Records from a data collection
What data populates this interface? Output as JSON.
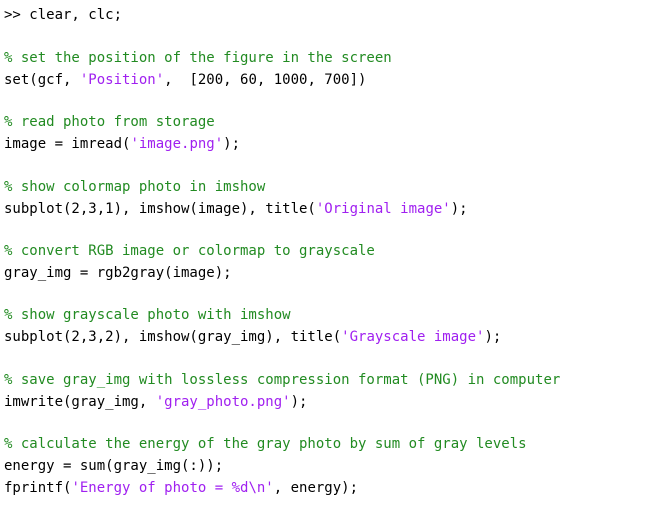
{
  "colors": {
    "code": "#000000",
    "comment": "#228B22",
    "string": "#A020F0",
    "background": "#FFFFFF"
  },
  "lines": [
    [
      {
        "t": ">> clear, clc;",
        "k": "code"
      }
    ],
    [
      {
        "t": "% set the position of the figure in the screen",
        "k": "comment"
      }
    ],
    [
      {
        "t": "set(gcf, ",
        "k": "code"
      },
      {
        "t": "'Position'",
        "k": "string"
      },
      {
        "t": ",  [200, 60, 1000, 700])",
        "k": "code"
      }
    ],
    [
      {
        "t": "% read photo from storage",
        "k": "comment"
      }
    ],
    [
      {
        "t": "image = imread(",
        "k": "code"
      },
      {
        "t": "'image.png'",
        "k": "string"
      },
      {
        "t": ");",
        "k": "code"
      }
    ],
    [
      {
        "t": "% show colormap photo in imshow",
        "k": "comment"
      }
    ],
    [
      {
        "t": "subplot(2,3,1), imshow(image), title(",
        "k": "code"
      },
      {
        "t": "'Original image'",
        "k": "string"
      },
      {
        "t": ");",
        "k": "code"
      }
    ],
    [
      {
        "t": "% convert RGB image or colormap to grayscale",
        "k": "comment"
      }
    ],
    [
      {
        "t": "gray_img = rgb2gray(image);",
        "k": "code"
      }
    ],
    [
      {
        "t": "% show grayscale photo with imshow",
        "k": "comment"
      }
    ],
    [
      {
        "t": "subplot(2,3,2), imshow(gray_img), title(",
        "k": "code"
      },
      {
        "t": "'Grayscale image'",
        "k": "string"
      },
      {
        "t": ");",
        "k": "code"
      }
    ],
    [
      {
        "t": "% save gray_img with lossless compression format (PNG) in computer",
        "k": "comment"
      }
    ],
    [
      {
        "t": "imwrite(gray_img, ",
        "k": "code"
      },
      {
        "t": "'gray_photo.png'",
        "k": "string"
      },
      {
        "t": ");",
        "k": "code"
      }
    ],
    [
      {
        "t": "% calculate the energy of the gray photo by sum of gray levels",
        "k": "comment"
      }
    ],
    [
      {
        "t": "energy = sum(gray_img(:));",
        "k": "code"
      }
    ],
    [
      {
        "t": "fprintf(",
        "k": "code"
      },
      {
        "t": "'Energy of photo = %d\\n'",
        "k": "string"
      },
      {
        "t": ", energy);",
        "k": "code"
      }
    ]
  ]
}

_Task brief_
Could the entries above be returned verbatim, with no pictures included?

_Answer space_
What data populates this interface? Output as JSON.
{
  "colors": {
    "code": "#000000",
    "comment": "#228B22",
    "string": "#A020F0",
    "background": "#FFFFFF"
  },
  "lines": [
    [
      {
        "t": ">> clear, clc;",
        "k": "code"
      }
    ],
    [
      {
        "t": "% set the position of the figure in the screen",
        "k": "comment"
      }
    ],
    [
      {
        "t": "set(gcf, ",
        "k": "code"
      },
      {
        "t": "'Position'",
        "k": "string"
      },
      {
        "t": ",  [200, 60, 1000, 700])",
        "k": "code"
      }
    ],
    [
      {
        "t": "% read photo from storage",
        "k": "comment"
      }
    ],
    [
      {
        "t": "image = imread(",
        "k": "code"
      },
      {
        "t": "'image.png'",
        "k": "string"
      },
      {
        "t": ");",
        "k": "code"
      }
    ],
    [
      {
        "t": "% show colormap photo in imshow",
        "k": "comment"
      }
    ],
    [
      {
        "t": "subplot(2,3,1), imshow(image), title(",
        "k": "code"
      },
      {
        "t": "'Original image'",
        "k": "string"
      },
      {
        "t": ");",
        "k": "code"
      }
    ],
    [
      {
        "t": "% convert RGB image or colormap to grayscale",
        "k": "comment"
      }
    ],
    [
      {
        "t": "gray_img = rgb2gray(image);",
        "k": "code"
      }
    ],
    [
      {
        "t": "% show grayscale photo with imshow",
        "k": "comment"
      }
    ],
    [
      {
        "t": "subplot(2,3,2), imshow(gray_img), title(",
        "k": "code"
      },
      {
        "t": "'Grayscale image'",
        "k": "string"
      },
      {
        "t": ");",
        "k": "code"
      }
    ],
    [
      {
        "t": "% save gray_img with lossless compression format (PNG) in computer",
        "k": "comment"
      }
    ],
    [
      {
        "t": "imwrite(gray_img, ",
        "k": "code"
      },
      {
        "t": "'gray_photo.png'",
        "k": "string"
      },
      {
        "t": ");",
        "k": "code"
      }
    ],
    [
      {
        "t": "% calculate the energy of the gray photo by sum of gray levels",
        "k": "comment"
      }
    ],
    [
      {
        "t": "energy = sum(gray_img(:));",
        "k": "code"
      }
    ],
    [
      {
        "t": "fprintf(",
        "k": "code"
      },
      {
        "t": "'Energy of photo = %d\\n'",
        "k": "string"
      },
      {
        "t": ", energy);",
        "k": "code"
      }
    ]
  ]
}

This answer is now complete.